>>>>

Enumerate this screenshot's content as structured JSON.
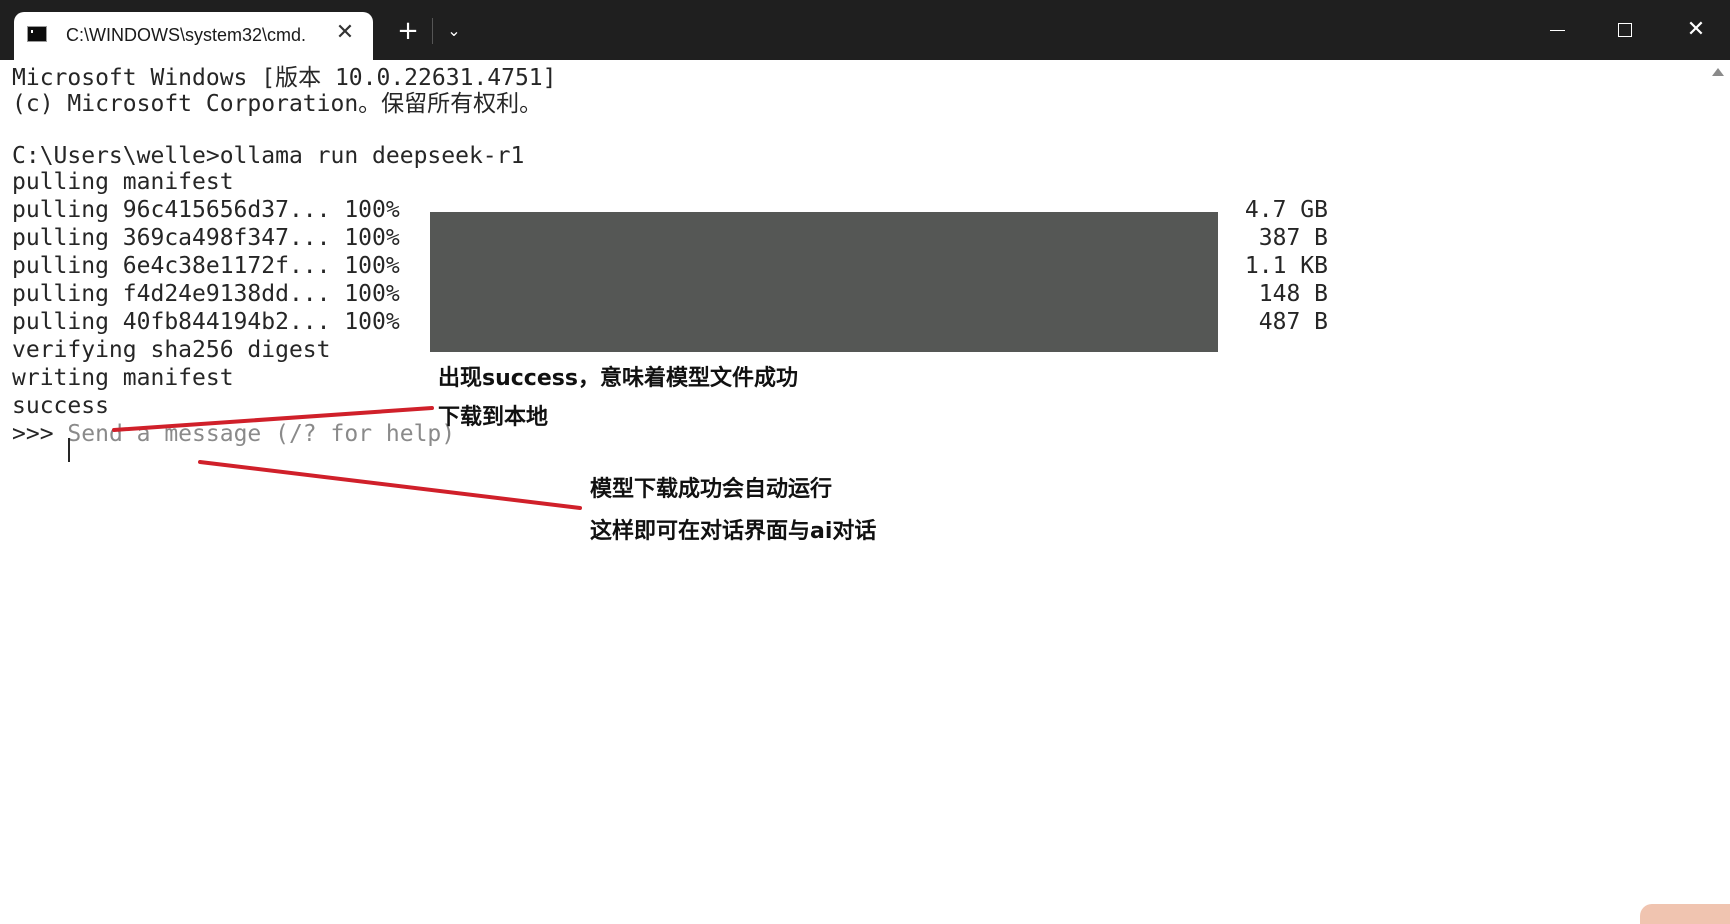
{
  "window": {
    "tab_title": "C:\\WINDOWS\\system32\\cmd.",
    "tab_close_glyph": "✕",
    "new_tab_glyph": "+",
    "dropdown_glyph": "⌄",
    "close_glyph": "✕",
    "tab_icon": "terminal-icon"
  },
  "terminal": {
    "lines": [
      "Microsoft Windows [版本 10.0.22631.4751]",
      "(c) Microsoft Corporation。保留所有权利。",
      "",
      "C:\\Users\\welle>ollama run deepseek-r1",
      "pulling manifest"
    ],
    "pulls": [
      {
        "label": "pulling 96c415656d37... 100%",
        "size": "4.7 GB"
      },
      {
        "label": "pulling 369ca498f347... 100%",
        "size": "387 B"
      },
      {
        "label": "pulling 6e4c38e1172f... 100%",
        "size": "1.1 KB"
      },
      {
        "label": "pulling f4d24e9138dd... 100%",
        "size": "148 B"
      },
      {
        "label": "pulling 40fb844194b2... 100%",
        "size": "487 B"
      }
    ],
    "progress_fraction": 1.0,
    "after_lines": [
      "verifying sha256 digest",
      "writing manifest",
      "success"
    ],
    "prompt": ">>>",
    "input_placeholder": "Send a message (/? for help)"
  },
  "annotations": {
    "note1_line1": "出现success，意味着模型文件成功",
    "note1_line2": "下载到本地",
    "note2_line1": "模型下载成功会自动运行",
    "note2_line2": "这样即可在对话界面与ai对话"
  },
  "colors": {
    "titlebar": "#1f1f1f",
    "progress_fill": "#555755",
    "annotation_line": "#d0202a",
    "text": "#262626"
  }
}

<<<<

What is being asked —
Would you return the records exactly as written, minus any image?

Answer area —
Enumerate this screenshot's content as structured JSON.
{
  "window": {
    "tab_title": "C:\\WINDOWS\\system32\\cmd.",
    "tab_close_glyph": "✕",
    "new_tab_glyph": "+",
    "dropdown_glyph": "⌄",
    "close_glyph": "✕",
    "tab_icon": "terminal-icon"
  },
  "terminal": {
    "lines": [
      "Microsoft Windows [版本 10.0.22631.4751]",
      "(c) Microsoft Corporation。保留所有权利。",
      "",
      "C:\\Users\\welle>ollama run deepseek-r1",
      "pulling manifest"
    ],
    "pulls": [
      {
        "label": "pulling 96c415656d37... 100%",
        "size": "4.7 GB"
      },
      {
        "label": "pulling 369ca498f347... 100%",
        "size": "387 B"
      },
      {
        "label": "pulling 6e4c38e1172f... 100%",
        "size": "1.1 KB"
      },
      {
        "label": "pulling f4d24e9138dd... 100%",
        "size": "148 B"
      },
      {
        "label": "pulling 40fb844194b2... 100%",
        "size": "487 B"
      }
    ],
    "progress_fraction": 1.0,
    "after_lines": [
      "verifying sha256 digest",
      "writing manifest",
      "success"
    ],
    "prompt": ">>>",
    "input_placeholder": "Send a message (/? for help)"
  },
  "annotations": {
    "note1_line1": "出现success，意味着模型文件成功",
    "note1_line2": "下载到本地",
    "note2_line1": "模型下载成功会自动运行",
    "note2_line2": "这样即可在对话界面与ai对话"
  },
  "colors": {
    "titlebar": "#1f1f1f",
    "progress_fill": "#555755",
    "annotation_line": "#d0202a",
    "text": "#262626"
  }
}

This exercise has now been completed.